British pound's post-BOE rally has more than evaporated over the past two weeks. Political uncertainties and the lack of progress in Brexit negotiations are the key reasons driving sterling lower. Despite mounting pressure on PM Theresa May to step down, we believe it would be hard to materialize as there lacks charismatic leaders within the Conservative Party and the move might trigger a snap election and a Labor government. Progress of Brexit talks has remained slow. The next round of talk in Phase I would begin this week, amidst EU Parliament's overwhelming vote that previous talks has not brought sufficient progress. EU member states are due to vote next week to decide whether the talk can progress to the next phase. It is getting likely that BOE would increase the Bank rate by +25 bps in November. However, we do not consider this as the beginning of a tightening cycle as UK's macroeconomic developments remains fragile.
In US, long term treasury yields jumped after Treasury Secretary Steven Mnuchin said yesterday that ultra-long bonds are "something that could absolutely make sense for us at Treasury." 30 year yield rose 0.059 to close at 3.011, back above 3.000 handle and took out 55 day EMA. 10 year yield also rose 0.043 to close at 2.325, but was limited below last week's high and 55 day EMA. Mnuchin also said that it will probably take two years to hit 3% growth, with the help of tax and regulatory reforms, as well as better international trade agreements. He emphasized that USD 2% in revenue can be generally over 10 years if growth is boosted from 2% to 3%. Dollar is trading mixed after weaker than expected ISM manufacturing released overnight. NASDAQ extended the record run and rose 0.73% to close at 6091.6. S&P 500 also rose 0.17% but was limited below 2400 handle. DJIA lost -0.13%.

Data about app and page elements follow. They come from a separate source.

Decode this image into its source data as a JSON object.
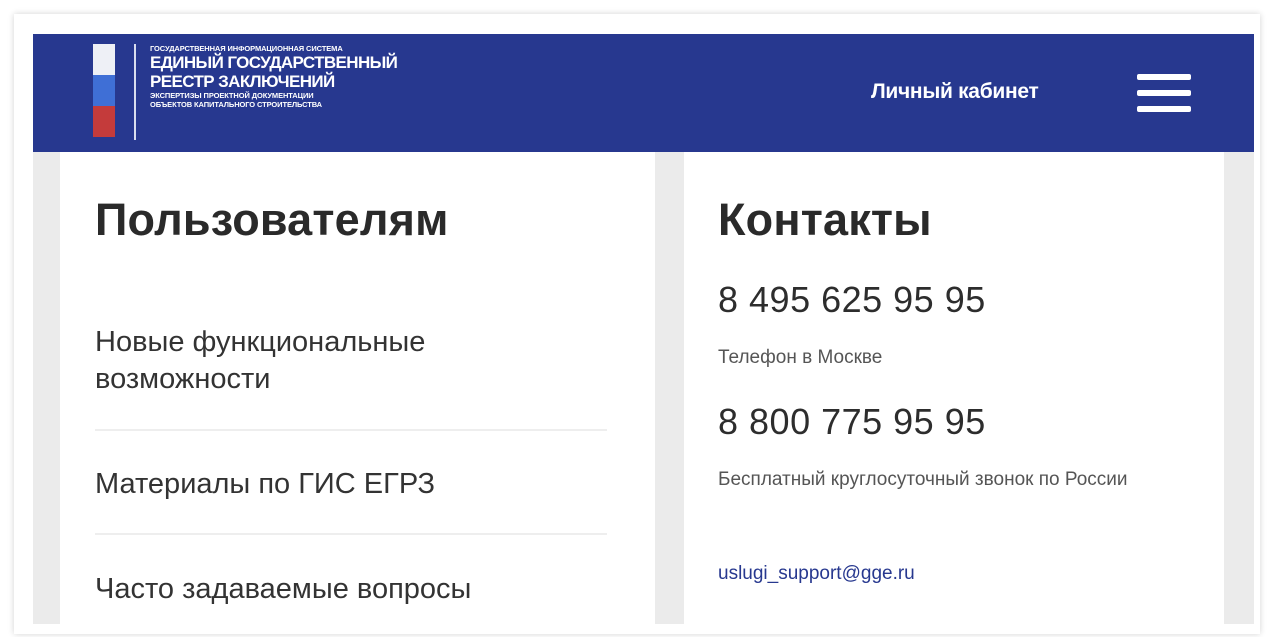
{
  "header": {
    "logo": {
      "line_top": "ГОСУДАРСТВЕННАЯ ИНФОРМАЦИОННАЯ СИСТЕМА",
      "line_1": "ЕДИНЫЙ ГОСУДАРСТВЕННЫЙ",
      "line_2": "РЕЕСТР ЗАКЛЮЧЕНИЙ",
      "line_3": "ЭКСПЕРТИЗЫ ПРОЕКТНОЙ ДОКУМЕНТАЦИИ",
      "line_4": "ОБЪЕКТОВ КАПИТАЛЬНОГО СТРОИТЕЛЬСТВА"
    },
    "cabinet_label": "Личный кабинет",
    "menu_icon": "hamburger-menu-icon",
    "background_color": "#27388f"
  },
  "users_section": {
    "title": "Пользователям",
    "items": [
      "Новые функциональные возможности",
      "Материалы по ГИС ЕГРЗ",
      "Часто задаваемые вопросы"
    ]
  },
  "contacts_section": {
    "title": "Контакты",
    "phone_moscow": "8 495 625 95 95",
    "phone_moscow_caption": "Телефон в Москве",
    "phone_free": "8 800 775 95 95",
    "phone_free_caption": "Бесплатный круглосуточный звонок по России",
    "email": "uslugi_support@gge.ru"
  }
}
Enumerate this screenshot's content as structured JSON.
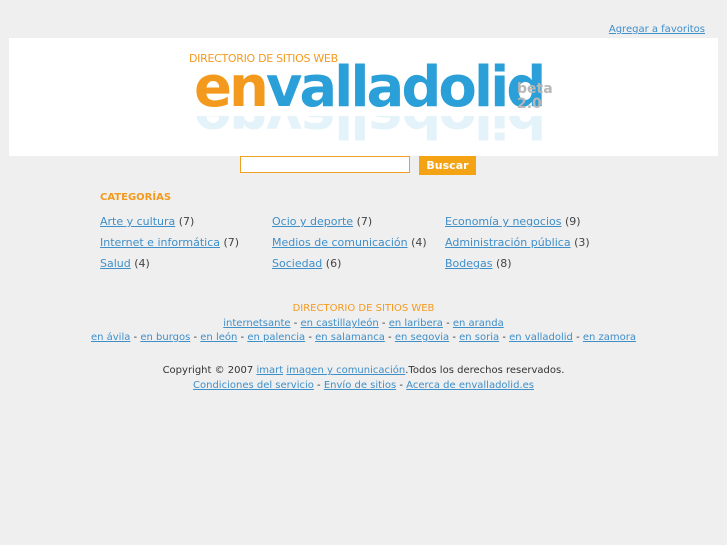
{
  "top": {
    "favorites_link": "Agregar a favoritos"
  },
  "logo": {
    "subtitle": "DIRECTORIO DE SITIOS WEB",
    "brand_en": "en",
    "brand_city": "valladolid",
    "beta_line1": "beta",
    "beta_line2": "2.0"
  },
  "search": {
    "input_value": "",
    "button_label": "Buscar"
  },
  "categories": {
    "title": "CATEGORÍAS",
    "items": [
      {
        "label": "Arte y cultura",
        "count": "(7)"
      },
      {
        "label": "Ocio y deporte",
        "count": "(7)"
      },
      {
        "label": "Economía y negocios",
        "count": "(9)"
      },
      {
        "label": "Internet e informática",
        "count": "(7)"
      },
      {
        "label": "Medios de comunicación",
        "count": "(4)"
      },
      {
        "label": "Administración pública",
        "count": "(3)"
      },
      {
        "label": "Salud",
        "count": "(4)"
      },
      {
        "label": "Sociedad",
        "count": "(6)"
      },
      {
        "label": "Bodegas",
        "count": "(8)"
      }
    ]
  },
  "network": {
    "title": "DIRECTORIO DE SITIOS WEB",
    "row1": [
      "internetsante",
      "en castillayleón",
      "en laribera",
      "en aranda"
    ],
    "row2": [
      "en ávila",
      "en burgos",
      "en león",
      "en palencia",
      "en salamanca",
      "en segovia",
      "en soria",
      "en valladolid",
      "en zamora"
    ],
    "separator": " - "
  },
  "copyright": {
    "prefix": "Copyright © 2007 ",
    "link1": "imart",
    "link2": "imagen y comunicación",
    "suffix": ".Todos los derechos reservados."
  },
  "legal": {
    "links": [
      "Condiciones del servicio",
      "Envío de sitios",
      "Acerca de envalladolid.es"
    ],
    "separator": " - "
  }
}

The financial markets are treading water in quiet holiday trading. DOW closed -0.03% down at 24746.21 overnight. S&P 500 closed down -0.11% at 2680.50. Nikkei is also trading up around 0.1% at the time of writing. In the currency markets, Aussie is the clear winner for the week while Yen is broadly lower. The markets may need to wait for consumer confidence from US to give it back its life.
Euro surges to highest level since 2015 against Swiss Franc today as boosted by solid improvement in economic sentiments. But the common currency is overwhelmed by Aussie and Kiwi on strong risk appetite. Meanwhile, Sterling also regained ground after the pull back following BoE Governor Mark Carney's cautious speech yesterday. Dollar is generally softer as markets await FOMC policy decision and press conference tomorrow. In other markets, Gold is gyrating in tight range around 1310 but is vulnerable to another dip to 1300 handle. WTI crude oil is also struggling around 50.
BOE sent a hawkish message at the September meeting, noting that the majority of the members agreed that some withdrawal of stimulus should be appropriate in coming months. The key reason for the upcoming tightening is strong inflation which the central bank expects to rise above +3% in October. The market interpreted this as a signal that the historically low interest rate would be raised soon. Sterling rallied to a one-year high against the US dollar and a two-month high against the euro after the announcement. The market has now priced in over 54% chance of a rate hike in December. On the monetary policy this month, the BOE voted 7-2 to leave the Bank rate unchanged at 0.25% and unanimously to keep the asset purchase at 435B pound.